>>>>>

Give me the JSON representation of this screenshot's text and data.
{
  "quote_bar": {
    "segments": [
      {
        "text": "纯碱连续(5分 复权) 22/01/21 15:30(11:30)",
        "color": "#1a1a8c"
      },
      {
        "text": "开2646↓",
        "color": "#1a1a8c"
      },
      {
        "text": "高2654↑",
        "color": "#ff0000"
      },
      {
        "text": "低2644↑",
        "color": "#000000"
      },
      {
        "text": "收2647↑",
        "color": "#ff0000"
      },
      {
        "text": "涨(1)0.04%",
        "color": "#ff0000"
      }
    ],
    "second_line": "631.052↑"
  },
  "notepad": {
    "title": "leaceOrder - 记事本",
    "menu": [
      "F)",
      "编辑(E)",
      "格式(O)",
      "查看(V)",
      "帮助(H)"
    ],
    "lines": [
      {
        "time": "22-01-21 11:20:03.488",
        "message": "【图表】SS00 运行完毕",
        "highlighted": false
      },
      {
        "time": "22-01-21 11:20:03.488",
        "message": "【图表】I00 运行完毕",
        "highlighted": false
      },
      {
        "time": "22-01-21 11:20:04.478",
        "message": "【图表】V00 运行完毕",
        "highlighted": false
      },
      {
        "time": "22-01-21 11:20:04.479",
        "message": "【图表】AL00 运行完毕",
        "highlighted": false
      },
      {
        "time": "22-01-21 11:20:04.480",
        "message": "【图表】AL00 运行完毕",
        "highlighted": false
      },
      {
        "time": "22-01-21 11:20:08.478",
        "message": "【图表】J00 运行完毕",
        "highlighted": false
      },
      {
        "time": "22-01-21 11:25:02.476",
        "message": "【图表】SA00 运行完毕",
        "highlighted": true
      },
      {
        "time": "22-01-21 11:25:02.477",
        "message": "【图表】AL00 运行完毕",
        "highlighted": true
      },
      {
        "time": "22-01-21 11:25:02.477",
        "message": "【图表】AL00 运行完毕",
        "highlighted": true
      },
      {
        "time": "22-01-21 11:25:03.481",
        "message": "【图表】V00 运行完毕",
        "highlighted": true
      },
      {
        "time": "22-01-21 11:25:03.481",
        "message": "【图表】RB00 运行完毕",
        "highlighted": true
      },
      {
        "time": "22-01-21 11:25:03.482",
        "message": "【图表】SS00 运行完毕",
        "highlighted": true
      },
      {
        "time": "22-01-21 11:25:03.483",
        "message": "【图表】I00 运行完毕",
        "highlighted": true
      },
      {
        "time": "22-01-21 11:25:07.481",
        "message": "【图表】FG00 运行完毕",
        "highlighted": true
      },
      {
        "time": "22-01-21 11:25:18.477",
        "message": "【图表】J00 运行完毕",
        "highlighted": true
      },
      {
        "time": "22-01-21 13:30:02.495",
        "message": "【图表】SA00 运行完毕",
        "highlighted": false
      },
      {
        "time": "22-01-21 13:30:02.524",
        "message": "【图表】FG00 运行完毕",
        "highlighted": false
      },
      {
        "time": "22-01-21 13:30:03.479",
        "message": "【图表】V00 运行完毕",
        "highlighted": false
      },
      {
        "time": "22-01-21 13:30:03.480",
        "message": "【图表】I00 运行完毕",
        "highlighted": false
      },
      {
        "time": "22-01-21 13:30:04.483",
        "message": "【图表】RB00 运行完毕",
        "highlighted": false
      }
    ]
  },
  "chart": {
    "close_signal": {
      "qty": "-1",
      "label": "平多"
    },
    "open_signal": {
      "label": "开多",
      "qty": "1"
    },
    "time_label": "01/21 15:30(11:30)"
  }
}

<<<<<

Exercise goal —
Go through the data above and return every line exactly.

Exercise solution —
Give me the JSON representation of this screenshot's text and data.
{
  "quote_bar": {
    "segments": [
      {
        "text": "纯碱连续(5分 复权) 22/01/21 15:30(11:30)",
        "color": "#1a1a8c"
      },
      {
        "text": "开2646↓",
        "color": "#1a1a8c"
      },
      {
        "text": "高2654↑",
        "color": "#ff0000"
      },
      {
        "text": "低2644↑",
        "color": "#000000"
      },
      {
        "text": "收2647↑",
        "color": "#ff0000"
      },
      {
        "text": "涨(1)0.04%",
        "color": "#ff0000"
      }
    ],
    "second_line": "631.052↑"
  },
  "notepad": {
    "title": "leaceOrder - 记事本",
    "menu": [
      "F)",
      "编辑(E)",
      "格式(O)",
      "查看(V)",
      "帮助(H)"
    ],
    "lines": [
      {
        "time": "22-01-21 11:20:03.488",
        "message": "【图表】SS00 运行完毕",
        "highlighted": false
      },
      {
        "time": "22-01-21 11:20:03.488",
        "message": "【图表】I00 运行完毕",
        "highlighted": false
      },
      {
        "time": "22-01-21 11:20:04.478",
        "message": "【图表】V00 运行完毕",
        "highlighted": false
      },
      {
        "time": "22-01-21 11:20:04.479",
        "message": "【图表】AL00 运行完毕",
        "highlighted": false
      },
      {
        "time": "22-01-21 11:20:04.480",
        "message": "【图表】AL00 运行完毕",
        "highlighted": false
      },
      {
        "time": "22-01-21 11:20:08.478",
        "message": "【图表】J00 运行完毕",
        "highlighted": false
      },
      {
        "time": "22-01-21 11:25:02.476",
        "message": "【图表】SA00 运行完毕",
        "highlighted": true
      },
      {
        "time": "22-01-21 11:25:02.477",
        "message": "【图表】AL00 运行完毕",
        "highlighted": true
      },
      {
        "time": "22-01-21 11:25:02.477",
        "message": "【图表】AL00 运行完毕",
        "highlighted": true
      },
      {
        "time": "22-01-21 11:25:03.481",
        "message": "【图表】V00 运行完毕",
        "highlighted": true
      },
      {
        "time": "22-01-21 11:25:03.481",
        "message": "【图表】RB00 运行完毕",
        "highlighted": true
      },
      {
        "time": "22-01-21 11:25:03.482",
        "message": "【图表】SS00 运行完毕",
        "highlighted": true
      },
      {
        "time": "22-01-21 11:25:03.483",
        "message": "【图表】I00 运行完毕",
        "highlighted": true
      },
      {
        "time": "22-01-21 11:25:07.481",
        "message": "【图表】FG00 运行完毕",
        "highlighted": true
      },
      {
        "time": "22-01-21 11:25:18.477",
        "message": "【图表】J00 运行完毕",
        "highlighted": true
      },
      {
        "time": "22-01-21 13:30:02.495",
        "message": "【图表】SA00 运行完毕",
        "highlighted": false
      },
      {
        "time": "22-01-21 13:30:02.524",
        "message": "【图表】FG00 运行完毕",
        "highlighted": false
      },
      {
        "time": "22-01-21 13:30:03.479",
        "message": "【图表】V00 运行完毕",
        "highlighted": false
      },
      {
        "time": "22-01-21 13:30:03.480",
        "message": "【图表】I00 运行完毕",
        "highlighted": false
      },
      {
        "time": "22-01-21 13:30:04.483",
        "message": "【图表】RB00 运行完毕",
        "highlighted": false
      }
    ]
  },
  "chart": {
    "close_signal": {
      "qty": "-1",
      "label": "平多"
    },
    "open_signal": {
      "label": "开多",
      "qty": "1"
    },
    "time_label": "01/21 15:30(11:30)"
  }
}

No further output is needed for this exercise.